This project began when Alsop started thinking about how an orchestra exists in the 21st century and what that orchestra might mean to future generations. But instead of her mind fixating on the instruments, the acoustics of a concert hall or the musicians’ repertoire, she was interested in the wardrobe.
“I’ve always noticed how the men in orchestras struggle with tails. It’s a lot of clothing, and it’s quite constricting, and it can get hot. And for the women, it’s hard for them to know what to wear. I was thinking, ‘Where are we headed with an orchestra in the 21st century?’ I don’t want to change the music, but the trappings? We’re wearing the same clothes we were wearing 200 years ago,” Alsop says. “It might be time for an update.”
The student designers were challenged to make the musicians’ clothes more contemporary and relevant. They don’t just want to redesign the garments; they want to rethink them. For example, they want to illustrate the energy output of a drum-beating percussionist and a fast-fingered pianist during a particularly exuberant passage of music. What if the arm movements activated lights or video on a back screen? What if they illuminated the performer’s actual garment? What if they changed the color of the clothes like some giant musical mood ring? What if they could activate some sort of projection on the outside of the venue itself so that passersby could experience the performance taking place inside — making a private, elite experience a public, community one?
Earlier this week in the New School’s carpeted community center, an audience of musicians, academics, students and a curious public came to witness the “What ifs?” With high-concept projects such as this, there tend to be two outcomes: something blissfully weird or something distressingly odd. This, as it turns out, was both.

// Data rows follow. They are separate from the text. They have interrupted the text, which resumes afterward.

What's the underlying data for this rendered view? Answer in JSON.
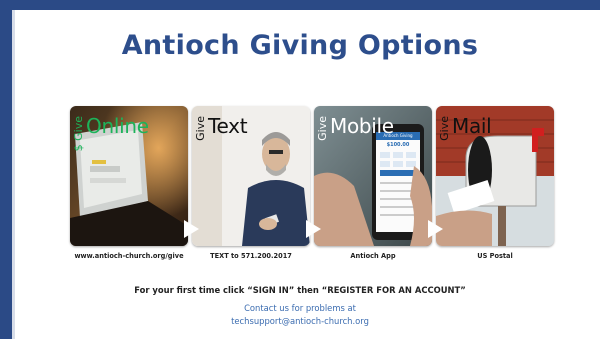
{
  "title": "Antioch Giving Options",
  "options": [
    {
      "give_label": "Give",
      "word": "Online",
      "word_color": "#1db35a",
      "give_symbol": "$",
      "caption": "www.antioch-church.org/give"
    },
    {
      "give_label": "Give",
      "word": "Text",
      "word_color": "#111111",
      "caption": "TEXT to 571.200.2017"
    },
    {
      "give_label": "Give",
      "word": "Mobile",
      "word_color": "#ffffff",
      "caption": "Antioch App",
      "phone": {
        "header": "Antioch Giving",
        "amount": "$100.00"
      }
    },
    {
      "give_label": "Give",
      "word": "Mail",
      "word_color": "#111111",
      "caption": "US Postal"
    }
  ],
  "instruction": "For your first time click “SIGN IN” then “REGISTER FOR AN ACCOUNT”",
  "contact_line1": "Contact us for problems at",
  "contact_line2": "techsupport@antioch-church.org",
  "colors": {
    "brand_blue": "#2d4e8c",
    "link_blue": "#3b6cb0",
    "frame": "#2b4a86"
  }
}
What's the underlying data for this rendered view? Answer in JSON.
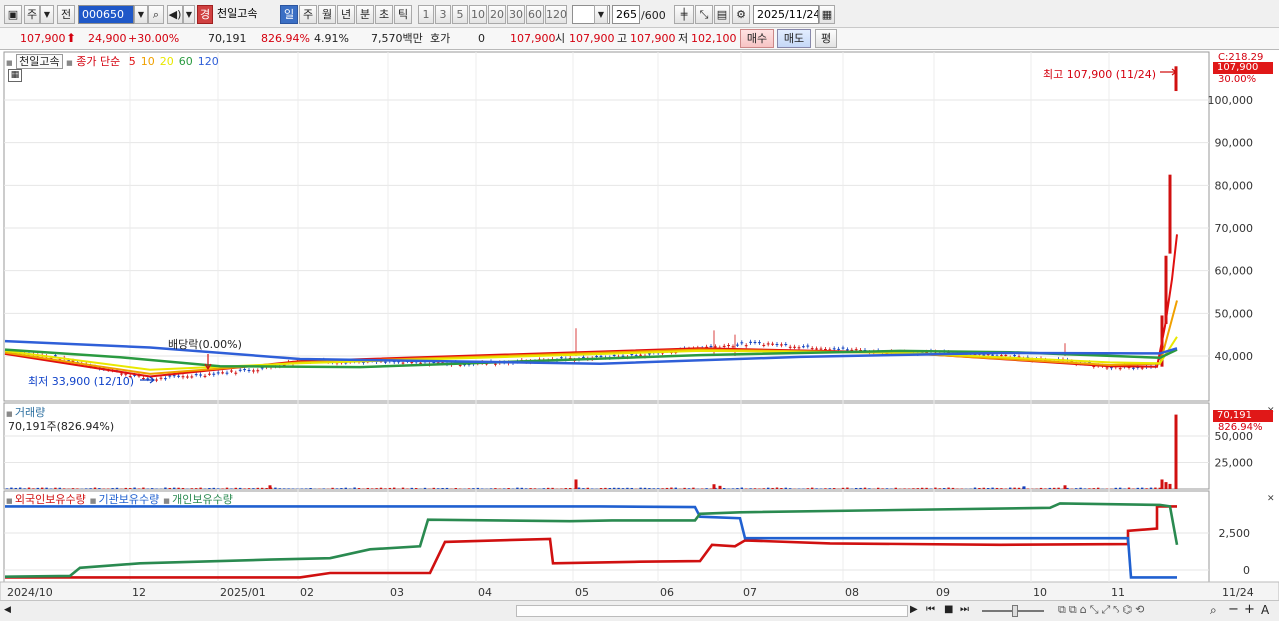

And, of course, with anything involving technology, there are glitches. About an hour before the performance is to begin, the room — stocked with laptops, glowing motion sensors and myriad imposing cables running across the floor — looks more like a quietly frazzled information-technology department than a concert hall.